(Web page and app entries)
□ □ □ □

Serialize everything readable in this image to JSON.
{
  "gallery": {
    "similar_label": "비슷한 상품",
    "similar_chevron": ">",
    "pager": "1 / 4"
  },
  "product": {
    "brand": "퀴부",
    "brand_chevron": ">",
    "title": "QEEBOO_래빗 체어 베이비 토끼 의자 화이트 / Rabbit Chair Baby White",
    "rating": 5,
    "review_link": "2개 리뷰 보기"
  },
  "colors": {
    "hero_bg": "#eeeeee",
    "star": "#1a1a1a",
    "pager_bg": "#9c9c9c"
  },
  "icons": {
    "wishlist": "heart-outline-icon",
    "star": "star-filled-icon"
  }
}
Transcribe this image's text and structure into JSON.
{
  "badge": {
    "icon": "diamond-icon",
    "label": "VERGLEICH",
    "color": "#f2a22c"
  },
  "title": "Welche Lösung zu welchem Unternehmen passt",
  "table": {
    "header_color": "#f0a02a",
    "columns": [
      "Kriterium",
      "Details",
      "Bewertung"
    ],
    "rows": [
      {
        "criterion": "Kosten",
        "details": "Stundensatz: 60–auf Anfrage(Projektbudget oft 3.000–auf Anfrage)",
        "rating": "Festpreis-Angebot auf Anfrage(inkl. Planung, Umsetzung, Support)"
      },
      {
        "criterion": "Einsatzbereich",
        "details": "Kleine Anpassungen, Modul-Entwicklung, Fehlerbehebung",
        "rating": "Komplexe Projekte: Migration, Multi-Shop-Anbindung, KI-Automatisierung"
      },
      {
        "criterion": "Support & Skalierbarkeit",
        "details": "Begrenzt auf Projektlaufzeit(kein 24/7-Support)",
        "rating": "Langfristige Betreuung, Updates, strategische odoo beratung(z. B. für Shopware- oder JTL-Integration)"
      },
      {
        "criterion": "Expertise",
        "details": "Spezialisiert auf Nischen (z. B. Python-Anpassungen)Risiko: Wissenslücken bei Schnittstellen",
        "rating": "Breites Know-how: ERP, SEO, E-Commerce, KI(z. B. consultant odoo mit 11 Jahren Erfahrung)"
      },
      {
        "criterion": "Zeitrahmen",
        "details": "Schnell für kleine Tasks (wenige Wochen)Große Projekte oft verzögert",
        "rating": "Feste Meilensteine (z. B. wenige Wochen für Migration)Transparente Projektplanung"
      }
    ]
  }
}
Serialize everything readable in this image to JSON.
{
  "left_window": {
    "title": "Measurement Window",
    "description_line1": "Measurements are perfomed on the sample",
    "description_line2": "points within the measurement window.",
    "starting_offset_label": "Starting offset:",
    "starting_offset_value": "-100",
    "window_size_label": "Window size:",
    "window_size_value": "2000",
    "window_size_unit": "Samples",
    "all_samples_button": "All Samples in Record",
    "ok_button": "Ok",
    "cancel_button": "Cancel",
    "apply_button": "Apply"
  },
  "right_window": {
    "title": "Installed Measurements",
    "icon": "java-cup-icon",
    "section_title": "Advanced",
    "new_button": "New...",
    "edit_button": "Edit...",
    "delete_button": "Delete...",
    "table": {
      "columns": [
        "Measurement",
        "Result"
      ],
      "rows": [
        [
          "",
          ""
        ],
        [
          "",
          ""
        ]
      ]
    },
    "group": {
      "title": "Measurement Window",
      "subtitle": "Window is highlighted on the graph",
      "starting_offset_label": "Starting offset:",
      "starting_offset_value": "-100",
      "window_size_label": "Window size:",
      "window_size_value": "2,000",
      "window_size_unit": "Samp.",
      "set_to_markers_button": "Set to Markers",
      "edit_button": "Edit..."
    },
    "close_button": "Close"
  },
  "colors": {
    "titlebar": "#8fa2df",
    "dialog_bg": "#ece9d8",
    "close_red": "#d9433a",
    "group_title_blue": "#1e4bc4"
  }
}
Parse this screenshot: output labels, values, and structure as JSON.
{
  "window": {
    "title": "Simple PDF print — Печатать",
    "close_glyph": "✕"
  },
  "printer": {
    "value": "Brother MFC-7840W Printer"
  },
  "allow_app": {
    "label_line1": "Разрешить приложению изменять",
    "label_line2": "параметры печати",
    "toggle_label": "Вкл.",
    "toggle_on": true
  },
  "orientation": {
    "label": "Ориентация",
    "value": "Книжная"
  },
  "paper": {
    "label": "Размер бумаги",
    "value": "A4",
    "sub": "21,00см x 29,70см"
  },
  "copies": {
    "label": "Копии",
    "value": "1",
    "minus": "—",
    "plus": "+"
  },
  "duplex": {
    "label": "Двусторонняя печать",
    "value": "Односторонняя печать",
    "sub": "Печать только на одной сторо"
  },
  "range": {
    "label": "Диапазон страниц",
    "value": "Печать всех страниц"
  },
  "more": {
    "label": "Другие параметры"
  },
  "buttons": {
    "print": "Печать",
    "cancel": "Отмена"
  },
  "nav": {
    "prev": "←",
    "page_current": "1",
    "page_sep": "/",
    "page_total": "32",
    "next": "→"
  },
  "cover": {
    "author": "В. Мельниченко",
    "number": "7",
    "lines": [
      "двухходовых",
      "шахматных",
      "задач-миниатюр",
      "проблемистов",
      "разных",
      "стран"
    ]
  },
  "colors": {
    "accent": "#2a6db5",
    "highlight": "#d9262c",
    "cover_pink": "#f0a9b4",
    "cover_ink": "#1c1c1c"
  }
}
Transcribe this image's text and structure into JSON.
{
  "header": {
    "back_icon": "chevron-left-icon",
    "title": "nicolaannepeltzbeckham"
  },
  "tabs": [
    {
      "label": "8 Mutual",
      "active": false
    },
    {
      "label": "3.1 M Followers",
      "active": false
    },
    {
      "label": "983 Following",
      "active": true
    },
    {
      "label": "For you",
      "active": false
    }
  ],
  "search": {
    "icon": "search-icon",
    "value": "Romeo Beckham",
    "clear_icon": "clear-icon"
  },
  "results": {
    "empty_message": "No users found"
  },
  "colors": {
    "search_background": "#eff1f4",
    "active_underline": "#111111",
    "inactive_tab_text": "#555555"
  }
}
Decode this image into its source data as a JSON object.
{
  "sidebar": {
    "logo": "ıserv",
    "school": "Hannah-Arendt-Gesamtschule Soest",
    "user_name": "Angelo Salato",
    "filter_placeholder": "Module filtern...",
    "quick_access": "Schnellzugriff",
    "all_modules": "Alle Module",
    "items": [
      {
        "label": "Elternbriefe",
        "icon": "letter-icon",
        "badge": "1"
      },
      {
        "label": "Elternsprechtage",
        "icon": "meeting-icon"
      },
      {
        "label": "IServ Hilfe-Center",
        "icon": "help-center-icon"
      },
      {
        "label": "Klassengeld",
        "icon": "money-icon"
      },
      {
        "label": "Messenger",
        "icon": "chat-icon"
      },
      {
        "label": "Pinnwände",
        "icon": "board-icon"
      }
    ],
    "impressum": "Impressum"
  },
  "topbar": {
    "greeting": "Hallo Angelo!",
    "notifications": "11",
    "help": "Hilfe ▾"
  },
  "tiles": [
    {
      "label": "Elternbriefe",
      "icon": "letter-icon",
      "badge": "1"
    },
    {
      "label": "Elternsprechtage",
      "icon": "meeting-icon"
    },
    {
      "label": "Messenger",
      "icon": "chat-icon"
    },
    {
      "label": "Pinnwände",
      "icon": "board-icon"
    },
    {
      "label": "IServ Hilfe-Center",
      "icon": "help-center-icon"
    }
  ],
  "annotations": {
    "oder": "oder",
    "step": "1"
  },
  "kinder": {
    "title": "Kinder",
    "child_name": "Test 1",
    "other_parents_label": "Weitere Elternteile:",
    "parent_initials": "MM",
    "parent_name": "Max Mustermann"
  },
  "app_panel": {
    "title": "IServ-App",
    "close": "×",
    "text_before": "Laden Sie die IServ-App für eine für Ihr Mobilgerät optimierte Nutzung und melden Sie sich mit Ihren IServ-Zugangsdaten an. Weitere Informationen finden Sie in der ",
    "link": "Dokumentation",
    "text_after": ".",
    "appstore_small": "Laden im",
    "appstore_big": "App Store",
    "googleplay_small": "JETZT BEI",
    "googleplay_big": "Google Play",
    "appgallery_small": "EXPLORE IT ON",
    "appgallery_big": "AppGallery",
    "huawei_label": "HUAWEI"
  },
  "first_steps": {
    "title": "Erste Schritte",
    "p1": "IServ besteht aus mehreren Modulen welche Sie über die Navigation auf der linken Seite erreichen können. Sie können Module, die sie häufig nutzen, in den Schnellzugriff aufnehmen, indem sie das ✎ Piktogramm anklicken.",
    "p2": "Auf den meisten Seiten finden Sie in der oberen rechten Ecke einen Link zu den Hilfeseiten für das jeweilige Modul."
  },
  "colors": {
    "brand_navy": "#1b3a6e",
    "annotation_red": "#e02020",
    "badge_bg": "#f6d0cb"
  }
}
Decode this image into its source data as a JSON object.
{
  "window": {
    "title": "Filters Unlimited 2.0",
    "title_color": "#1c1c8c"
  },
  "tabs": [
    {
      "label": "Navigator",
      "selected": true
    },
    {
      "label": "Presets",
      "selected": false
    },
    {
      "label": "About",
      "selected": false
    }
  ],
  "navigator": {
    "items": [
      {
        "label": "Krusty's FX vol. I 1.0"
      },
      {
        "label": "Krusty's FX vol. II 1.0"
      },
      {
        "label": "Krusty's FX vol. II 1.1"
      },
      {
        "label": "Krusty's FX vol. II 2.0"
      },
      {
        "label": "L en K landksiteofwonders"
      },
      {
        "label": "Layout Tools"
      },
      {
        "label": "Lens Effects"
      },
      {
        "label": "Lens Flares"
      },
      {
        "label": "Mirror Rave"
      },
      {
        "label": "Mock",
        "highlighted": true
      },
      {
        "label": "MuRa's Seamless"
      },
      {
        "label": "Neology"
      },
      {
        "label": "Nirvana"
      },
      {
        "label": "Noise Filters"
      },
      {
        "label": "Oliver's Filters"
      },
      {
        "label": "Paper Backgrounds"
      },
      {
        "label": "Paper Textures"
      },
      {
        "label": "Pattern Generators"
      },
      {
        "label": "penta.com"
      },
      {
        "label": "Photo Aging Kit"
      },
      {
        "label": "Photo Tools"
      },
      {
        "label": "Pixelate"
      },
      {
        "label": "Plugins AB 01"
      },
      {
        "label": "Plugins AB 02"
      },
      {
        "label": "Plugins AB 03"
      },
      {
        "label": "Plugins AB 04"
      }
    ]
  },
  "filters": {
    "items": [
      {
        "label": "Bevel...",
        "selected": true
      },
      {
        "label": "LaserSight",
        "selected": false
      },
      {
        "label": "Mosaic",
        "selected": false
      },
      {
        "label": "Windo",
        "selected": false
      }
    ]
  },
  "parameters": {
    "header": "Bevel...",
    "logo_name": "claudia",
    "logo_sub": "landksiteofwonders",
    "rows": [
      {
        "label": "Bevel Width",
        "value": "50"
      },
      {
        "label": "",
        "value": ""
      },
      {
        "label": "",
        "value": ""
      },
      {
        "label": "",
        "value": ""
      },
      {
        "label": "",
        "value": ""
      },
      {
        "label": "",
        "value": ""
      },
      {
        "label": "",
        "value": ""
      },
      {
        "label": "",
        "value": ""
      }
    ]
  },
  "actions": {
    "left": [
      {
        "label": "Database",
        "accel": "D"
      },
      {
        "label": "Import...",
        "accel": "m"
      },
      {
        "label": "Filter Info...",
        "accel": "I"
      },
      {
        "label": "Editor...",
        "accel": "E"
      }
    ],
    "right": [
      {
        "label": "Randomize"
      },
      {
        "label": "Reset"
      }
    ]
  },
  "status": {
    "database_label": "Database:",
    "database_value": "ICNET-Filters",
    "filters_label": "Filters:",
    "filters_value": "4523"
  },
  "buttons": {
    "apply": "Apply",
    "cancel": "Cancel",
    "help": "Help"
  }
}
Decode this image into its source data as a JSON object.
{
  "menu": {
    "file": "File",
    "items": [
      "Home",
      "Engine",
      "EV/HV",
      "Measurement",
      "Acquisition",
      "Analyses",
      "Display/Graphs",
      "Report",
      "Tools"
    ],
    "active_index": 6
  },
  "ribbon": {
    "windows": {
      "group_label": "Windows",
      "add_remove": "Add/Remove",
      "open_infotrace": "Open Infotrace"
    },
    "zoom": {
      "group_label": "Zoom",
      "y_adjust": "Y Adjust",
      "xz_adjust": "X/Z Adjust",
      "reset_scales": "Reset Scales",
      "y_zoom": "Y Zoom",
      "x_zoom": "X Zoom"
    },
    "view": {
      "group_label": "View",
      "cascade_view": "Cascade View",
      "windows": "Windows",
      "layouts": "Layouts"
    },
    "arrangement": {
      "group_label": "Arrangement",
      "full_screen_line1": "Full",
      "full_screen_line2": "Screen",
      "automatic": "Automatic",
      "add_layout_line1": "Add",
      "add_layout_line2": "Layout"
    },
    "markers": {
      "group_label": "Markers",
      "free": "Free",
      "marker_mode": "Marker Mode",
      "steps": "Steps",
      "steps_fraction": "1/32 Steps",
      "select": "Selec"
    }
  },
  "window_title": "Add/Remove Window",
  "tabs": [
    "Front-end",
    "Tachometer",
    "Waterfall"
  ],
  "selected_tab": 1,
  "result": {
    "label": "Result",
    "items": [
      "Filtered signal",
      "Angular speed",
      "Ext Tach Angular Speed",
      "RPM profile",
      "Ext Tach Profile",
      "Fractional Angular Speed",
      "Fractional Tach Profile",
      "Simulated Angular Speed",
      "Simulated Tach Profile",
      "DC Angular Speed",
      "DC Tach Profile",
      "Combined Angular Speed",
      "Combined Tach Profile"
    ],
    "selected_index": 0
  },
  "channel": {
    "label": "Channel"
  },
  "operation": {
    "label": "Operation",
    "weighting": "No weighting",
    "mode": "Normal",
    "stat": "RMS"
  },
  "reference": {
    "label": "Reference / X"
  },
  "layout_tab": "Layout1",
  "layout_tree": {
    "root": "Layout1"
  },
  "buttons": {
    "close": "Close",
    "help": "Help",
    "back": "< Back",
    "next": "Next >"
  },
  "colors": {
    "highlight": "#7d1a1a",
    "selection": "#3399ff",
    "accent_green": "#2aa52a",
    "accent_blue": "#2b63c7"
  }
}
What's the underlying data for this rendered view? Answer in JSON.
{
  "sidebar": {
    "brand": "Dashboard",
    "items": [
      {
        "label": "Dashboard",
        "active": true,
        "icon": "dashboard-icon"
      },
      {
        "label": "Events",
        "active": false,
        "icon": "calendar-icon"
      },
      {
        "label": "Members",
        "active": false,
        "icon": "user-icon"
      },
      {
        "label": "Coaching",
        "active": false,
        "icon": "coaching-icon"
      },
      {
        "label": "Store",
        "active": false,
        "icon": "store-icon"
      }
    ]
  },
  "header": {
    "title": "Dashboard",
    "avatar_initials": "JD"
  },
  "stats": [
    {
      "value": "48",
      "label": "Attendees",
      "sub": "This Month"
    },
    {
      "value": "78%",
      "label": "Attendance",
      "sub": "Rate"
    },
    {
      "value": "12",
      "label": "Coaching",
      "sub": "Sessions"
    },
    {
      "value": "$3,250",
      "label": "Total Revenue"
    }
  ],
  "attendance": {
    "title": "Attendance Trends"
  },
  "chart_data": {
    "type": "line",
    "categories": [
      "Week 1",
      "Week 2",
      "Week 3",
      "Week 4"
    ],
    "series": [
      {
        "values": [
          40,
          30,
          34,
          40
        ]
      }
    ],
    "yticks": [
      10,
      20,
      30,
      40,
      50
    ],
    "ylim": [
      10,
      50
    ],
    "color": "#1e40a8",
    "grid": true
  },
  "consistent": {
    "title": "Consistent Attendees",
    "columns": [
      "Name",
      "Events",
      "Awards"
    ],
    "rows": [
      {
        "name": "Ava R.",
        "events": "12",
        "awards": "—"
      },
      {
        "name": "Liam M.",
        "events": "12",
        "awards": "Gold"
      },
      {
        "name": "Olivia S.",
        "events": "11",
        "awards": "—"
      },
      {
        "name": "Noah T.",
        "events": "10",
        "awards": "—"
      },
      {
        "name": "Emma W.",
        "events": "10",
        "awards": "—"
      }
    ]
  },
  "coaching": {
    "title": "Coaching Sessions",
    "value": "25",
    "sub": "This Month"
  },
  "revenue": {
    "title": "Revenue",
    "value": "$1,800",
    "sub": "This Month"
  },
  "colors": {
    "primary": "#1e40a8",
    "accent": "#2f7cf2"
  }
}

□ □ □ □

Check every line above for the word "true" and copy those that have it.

- **Written reply**
    "toggle_on": true
      "active": true
      "selected": true
        "highlighted": true
        "selected": true
        "active": true,
    "grid": true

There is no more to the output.